- Work task -
Print the records exactly as they are written.
Input material: Begin
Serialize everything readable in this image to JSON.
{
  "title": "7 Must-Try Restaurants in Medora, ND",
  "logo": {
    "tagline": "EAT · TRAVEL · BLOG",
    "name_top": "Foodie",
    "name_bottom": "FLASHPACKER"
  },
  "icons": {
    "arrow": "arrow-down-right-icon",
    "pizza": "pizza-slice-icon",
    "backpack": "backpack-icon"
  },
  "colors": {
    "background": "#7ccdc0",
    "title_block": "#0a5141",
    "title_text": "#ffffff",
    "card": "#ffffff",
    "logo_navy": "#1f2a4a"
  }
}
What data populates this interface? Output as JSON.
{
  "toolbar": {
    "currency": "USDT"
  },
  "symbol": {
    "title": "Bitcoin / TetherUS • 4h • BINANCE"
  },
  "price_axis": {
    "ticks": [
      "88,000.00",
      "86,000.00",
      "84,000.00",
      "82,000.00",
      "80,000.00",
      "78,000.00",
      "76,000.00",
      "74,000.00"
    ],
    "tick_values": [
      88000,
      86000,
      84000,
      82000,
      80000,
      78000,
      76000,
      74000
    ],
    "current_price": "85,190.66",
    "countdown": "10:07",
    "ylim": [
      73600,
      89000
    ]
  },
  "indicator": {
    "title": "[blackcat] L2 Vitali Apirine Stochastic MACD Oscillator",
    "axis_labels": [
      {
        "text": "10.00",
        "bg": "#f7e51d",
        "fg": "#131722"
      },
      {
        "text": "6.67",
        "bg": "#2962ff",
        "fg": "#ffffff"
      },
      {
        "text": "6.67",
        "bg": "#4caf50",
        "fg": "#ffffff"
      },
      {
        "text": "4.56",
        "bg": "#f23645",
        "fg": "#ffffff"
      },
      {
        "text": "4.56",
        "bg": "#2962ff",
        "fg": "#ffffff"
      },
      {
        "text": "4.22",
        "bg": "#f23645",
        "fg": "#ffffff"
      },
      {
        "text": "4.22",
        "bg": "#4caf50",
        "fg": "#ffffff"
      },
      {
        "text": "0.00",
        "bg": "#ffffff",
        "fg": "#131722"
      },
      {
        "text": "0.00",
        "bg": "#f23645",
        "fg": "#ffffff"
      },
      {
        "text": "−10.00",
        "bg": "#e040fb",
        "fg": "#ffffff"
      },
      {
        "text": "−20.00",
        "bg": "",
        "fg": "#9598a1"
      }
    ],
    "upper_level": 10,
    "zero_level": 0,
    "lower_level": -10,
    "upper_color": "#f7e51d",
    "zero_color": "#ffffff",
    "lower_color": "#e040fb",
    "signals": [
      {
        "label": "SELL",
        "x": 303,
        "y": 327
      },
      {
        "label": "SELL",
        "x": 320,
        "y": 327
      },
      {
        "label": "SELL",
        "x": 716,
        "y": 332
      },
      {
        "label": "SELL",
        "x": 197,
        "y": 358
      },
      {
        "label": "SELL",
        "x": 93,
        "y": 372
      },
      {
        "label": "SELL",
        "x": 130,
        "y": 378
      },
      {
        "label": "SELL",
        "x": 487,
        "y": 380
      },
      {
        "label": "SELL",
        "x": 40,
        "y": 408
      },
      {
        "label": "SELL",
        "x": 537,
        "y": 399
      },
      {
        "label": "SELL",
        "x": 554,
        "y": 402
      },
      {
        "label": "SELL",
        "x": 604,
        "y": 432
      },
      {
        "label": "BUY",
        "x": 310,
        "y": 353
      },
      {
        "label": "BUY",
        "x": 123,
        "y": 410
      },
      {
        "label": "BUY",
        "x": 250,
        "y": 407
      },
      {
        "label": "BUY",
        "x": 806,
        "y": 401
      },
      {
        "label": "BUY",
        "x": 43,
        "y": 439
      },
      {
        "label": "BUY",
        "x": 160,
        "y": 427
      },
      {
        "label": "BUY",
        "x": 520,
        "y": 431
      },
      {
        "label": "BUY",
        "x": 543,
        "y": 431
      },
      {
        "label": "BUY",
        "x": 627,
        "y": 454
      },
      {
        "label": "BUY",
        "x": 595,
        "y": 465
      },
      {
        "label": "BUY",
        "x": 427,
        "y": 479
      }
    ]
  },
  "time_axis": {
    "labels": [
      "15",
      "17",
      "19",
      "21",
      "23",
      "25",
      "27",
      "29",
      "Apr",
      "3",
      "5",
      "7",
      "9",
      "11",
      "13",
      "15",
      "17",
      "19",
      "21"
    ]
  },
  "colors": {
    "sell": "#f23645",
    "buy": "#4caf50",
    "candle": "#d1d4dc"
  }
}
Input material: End
- Response to this task -
Serialize everything readable in this image to JSON.
{
  "title": "7 Must-Try Restaurants in Medora, ND",
  "logo": {
    "tagline": "EAT · TRAVEL · BLOG",
    "name_top": "Foodie",
    "name_bottom": "FLASHPACKER"
  },
  "icons": {
    "arrow": "arrow-down-right-icon",
    "pizza": "pizza-slice-icon",
    "backpack": "backpack-icon"
  },
  "colors": {
    "background": "#7ccdc0",
    "title_block": "#0a5141",
    "title_text": "#ffffff",
    "card": "#ffffff",
    "logo_navy": "#1f2a4a"
  }
}
What data populates this interface? Output as JSON.
{
  "toolbar": {
    "currency": "USDT"
  },
  "symbol": {
    "title": "Bitcoin / TetherUS • 4h • BINANCE"
  },
  "price_axis": {
    "ticks": [
      "88,000.00",
      "86,000.00",
      "84,000.00",
      "82,000.00",
      "80,000.00",
      "78,000.00",
      "76,000.00",
      "74,000.00"
    ],
    "tick_values": [
      88000,
      86000,
      84000,
      82000,
      80000,
      78000,
      76000,
      74000
    ],
    "current_price": "85,190.66",
    "countdown": "10:07",
    "ylim": [
      73600,
      89000
    ]
  },
  "indicator": {
    "title": "[blackcat] L2 Vitali Apirine Stochastic MACD Oscillator",
    "axis_labels": [
      {
        "text": "10.00",
        "bg": "#f7e51d",
        "fg": "#131722"
      },
      {
        "text": "6.67",
        "bg": "#2962ff",
        "fg": "#ffffff"
      },
      {
        "text": "6.67",
        "bg": "#4caf50",
        "fg": "#ffffff"
      },
      {
        "text": "4.56",
        "bg": "#f23645",
        "fg": "#ffffff"
      },
      {
        "text": "4.56",
        "bg": "#2962ff",
        "fg": "#ffffff"
      },
      {
        "text": "4.22",
        "bg": "#f23645",
        "fg": "#ffffff"
      },
      {
        "text": "4.22",
        "bg": "#4caf50",
        "fg": "#ffffff"
      },
      {
        "text": "0.00",
        "bg": "#ffffff",
        "fg": "#131722"
      },
      {
        "text": "0.00",
        "bg": "#f23645",
        "fg": "#ffffff"
      },
      {
        "text": "−10.00",
        "bg": "#e040fb",
        "fg": "#ffffff"
      },
      {
        "text": "−20.00",
        "bg": "",
        "fg": "#9598a1"
      }
    ],
    "upper_level": 10,
    "zero_level": 0,
    "lower_level": -10,
    "upper_color": "#f7e51d",
    "zero_color": "#ffffff",
    "lower_color": "#e040fb",
    "signals": [
      {
        "label": "SELL",
        "x": 303,
        "y": 327
      },
      {
        "label": "SELL",
        "x": 320,
        "y": 327
      },
      {
        "label": "SELL",
        "x": 716,
        "y": 332
      },
      {
        "label": "SELL",
        "x": 197,
        "y": 358
      },
      {
        "label": "SELL",
        "x": 93,
        "y": 372
      },
      {
        "label": "SELL",
        "x": 130,
        "y": 378
      },
      {
        "label": "SELL",
        "x": 487,
        "y": 380
      },
      {
        "label": "SELL",
        "x": 40,
        "y": 408
      },
      {
        "label": "SELL",
        "x": 537,
        "y": 399
      },
      {
        "label": "SELL",
        "x": 554,
        "y": 402
      },
      {
        "label": "SELL",
        "x": 604,
        "y": 432
      },
      {
        "label": "BUY",
        "x": 310,
        "y": 353
      },
      {
        "label": "BUY",
        "x": 123,
        "y": 410
      },
      {
        "label": "BUY",
        "x": 250,
        "y": 407
      },
      {
        "label": "BUY",
        "x": 806,
        "y": 401
      },
      {
        "label": "BUY",
        "x": 43,
        "y": 439
      },
      {
        "label": "BUY",
        "x": 160,
        "y": 427
      },
      {
        "label": "BUY",
        "x": 520,
        "y": 431
      },
      {
        "label": "BUY",
        "x": 543,
        "y": 431
      },
      {
        "label": "BUY",
        "x": 627,
        "y": 454
      },
      {
        "label": "BUY",
        "x": 595,
        "y": 465
      },
      {
        "label": "BUY",
        "x": 427,
        "y": 479
      }
    ]
  },
  "time_axis": {
    "labels": [
      "15",
      "17",
      "19",
      "21",
      "23",
      "25",
      "27",
      "29",
      "Apr",
      "3",
      "5",
      "7",
      "9",
      "11",
      "13",
      "15",
      "17",
      "19",
      "21"
    ]
  },
  "colors": {
    "sell": "#f23645",
    "buy": "#4caf50",
    "candle": "#d1d4dc"
  }
}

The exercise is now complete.